Lindsay remained a key figure in the downtown Manhattan scene throughout the 1980s, playing with early versions of the Lounge Lizards and the Golden Palominos, producing tracks for Laurie Anderson and David Byrne, collaborating with John Zorn, contributing lyric translations to compilations of Brazilian music on Byrnes label Luaka Bop, and even popping up in the films Desperately Seeking Susan and Candy Mountain. With keyboardist Peter Scherer, he founded the Ambitious Lovers, recording three albums (Envy, Greed, and Lust) that incorporated elements of Brazilian, experimental, funk, R&B and soul styles.
The 1990s launched an ongoing series of solo releases O Corpo Sutil/The Subtle Body, Mundo Civilizado, Noon Chill, Prize and Invoke. Many of these albums have been followed by a disc of remixes by a diverse group of electronic music artists from around the world, making explicit the connections between Lindsays aesthetic and such genres as drum-and-bass, illbient and underground hip-hop.
Lindsays critical reputation brought him back to Brazil to work as a producer on recordings by Caetano Veloso, Vinicius Cantuária, Gal Costa, and Carlinhos Brown, among others.
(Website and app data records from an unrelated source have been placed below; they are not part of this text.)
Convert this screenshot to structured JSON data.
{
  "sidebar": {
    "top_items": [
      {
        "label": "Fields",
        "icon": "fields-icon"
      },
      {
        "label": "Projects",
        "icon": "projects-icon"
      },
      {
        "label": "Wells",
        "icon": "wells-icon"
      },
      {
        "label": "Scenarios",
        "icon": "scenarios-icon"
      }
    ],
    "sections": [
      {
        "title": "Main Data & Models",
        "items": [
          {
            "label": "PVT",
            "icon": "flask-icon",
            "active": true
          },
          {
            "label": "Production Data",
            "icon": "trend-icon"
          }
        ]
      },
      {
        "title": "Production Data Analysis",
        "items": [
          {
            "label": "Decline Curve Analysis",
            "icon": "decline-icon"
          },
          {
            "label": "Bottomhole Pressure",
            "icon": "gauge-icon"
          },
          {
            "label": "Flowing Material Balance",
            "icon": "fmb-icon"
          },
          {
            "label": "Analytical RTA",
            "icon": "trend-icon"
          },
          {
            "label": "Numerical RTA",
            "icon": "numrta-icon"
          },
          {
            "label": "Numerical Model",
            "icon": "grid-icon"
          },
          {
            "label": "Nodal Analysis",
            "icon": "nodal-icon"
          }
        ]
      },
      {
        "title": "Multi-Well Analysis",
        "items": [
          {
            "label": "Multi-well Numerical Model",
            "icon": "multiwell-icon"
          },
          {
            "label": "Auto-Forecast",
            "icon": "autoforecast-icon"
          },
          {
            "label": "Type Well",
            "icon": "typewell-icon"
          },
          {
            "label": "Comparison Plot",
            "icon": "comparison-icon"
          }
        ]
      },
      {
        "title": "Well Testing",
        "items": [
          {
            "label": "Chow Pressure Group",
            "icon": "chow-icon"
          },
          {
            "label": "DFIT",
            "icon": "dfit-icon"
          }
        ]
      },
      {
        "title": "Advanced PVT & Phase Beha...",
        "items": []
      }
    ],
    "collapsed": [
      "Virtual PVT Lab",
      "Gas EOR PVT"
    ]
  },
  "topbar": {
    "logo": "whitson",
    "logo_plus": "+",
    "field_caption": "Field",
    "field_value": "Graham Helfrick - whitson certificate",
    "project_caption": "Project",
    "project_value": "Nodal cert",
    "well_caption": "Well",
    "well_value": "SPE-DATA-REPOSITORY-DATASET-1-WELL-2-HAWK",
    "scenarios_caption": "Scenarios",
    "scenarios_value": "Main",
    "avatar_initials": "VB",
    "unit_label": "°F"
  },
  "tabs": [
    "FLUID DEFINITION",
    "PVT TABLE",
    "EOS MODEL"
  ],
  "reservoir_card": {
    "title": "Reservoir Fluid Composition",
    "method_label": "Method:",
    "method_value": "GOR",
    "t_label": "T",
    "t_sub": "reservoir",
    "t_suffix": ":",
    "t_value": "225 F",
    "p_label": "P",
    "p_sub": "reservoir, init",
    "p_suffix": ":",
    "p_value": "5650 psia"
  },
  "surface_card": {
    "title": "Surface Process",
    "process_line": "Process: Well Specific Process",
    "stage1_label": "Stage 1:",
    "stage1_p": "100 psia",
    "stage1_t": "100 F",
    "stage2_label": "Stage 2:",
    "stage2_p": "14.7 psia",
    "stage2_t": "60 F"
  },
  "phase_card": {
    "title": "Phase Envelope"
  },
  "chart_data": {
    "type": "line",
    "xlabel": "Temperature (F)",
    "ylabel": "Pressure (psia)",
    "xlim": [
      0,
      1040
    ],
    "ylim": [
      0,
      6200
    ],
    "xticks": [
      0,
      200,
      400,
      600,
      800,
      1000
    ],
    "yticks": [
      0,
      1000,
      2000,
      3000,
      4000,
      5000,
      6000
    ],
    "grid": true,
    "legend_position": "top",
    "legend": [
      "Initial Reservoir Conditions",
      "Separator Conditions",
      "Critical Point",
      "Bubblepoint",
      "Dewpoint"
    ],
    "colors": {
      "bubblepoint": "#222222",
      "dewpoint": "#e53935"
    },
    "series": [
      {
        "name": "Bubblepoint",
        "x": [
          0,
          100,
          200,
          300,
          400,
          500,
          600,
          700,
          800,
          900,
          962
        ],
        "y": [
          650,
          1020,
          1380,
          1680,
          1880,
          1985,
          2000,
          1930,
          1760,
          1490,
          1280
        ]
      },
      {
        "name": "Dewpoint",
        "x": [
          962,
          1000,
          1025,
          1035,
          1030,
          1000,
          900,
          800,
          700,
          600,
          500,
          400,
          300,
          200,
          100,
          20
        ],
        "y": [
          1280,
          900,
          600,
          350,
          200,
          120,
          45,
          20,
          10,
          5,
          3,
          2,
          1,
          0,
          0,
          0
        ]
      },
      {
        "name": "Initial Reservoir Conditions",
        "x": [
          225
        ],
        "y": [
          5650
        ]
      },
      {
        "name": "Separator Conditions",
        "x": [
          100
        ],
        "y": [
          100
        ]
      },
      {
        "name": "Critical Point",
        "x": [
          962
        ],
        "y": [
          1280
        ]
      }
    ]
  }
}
A 1999 New York Times article on the legacy of the Tropicália movement hailed Lindsays contributions to "the finest Brazilian pop albums of the past dozen years," and he earned a Latin Grammy for "Best Brazilian Contemporary Pop Album" for his production work on the platinum-selling Marisa Monte album, Memórias, Crônicas e Declarações de Amor.
Pop musician, audio provocateur, sought-after producer: regardless of the title, Arto Lindsay is an artist.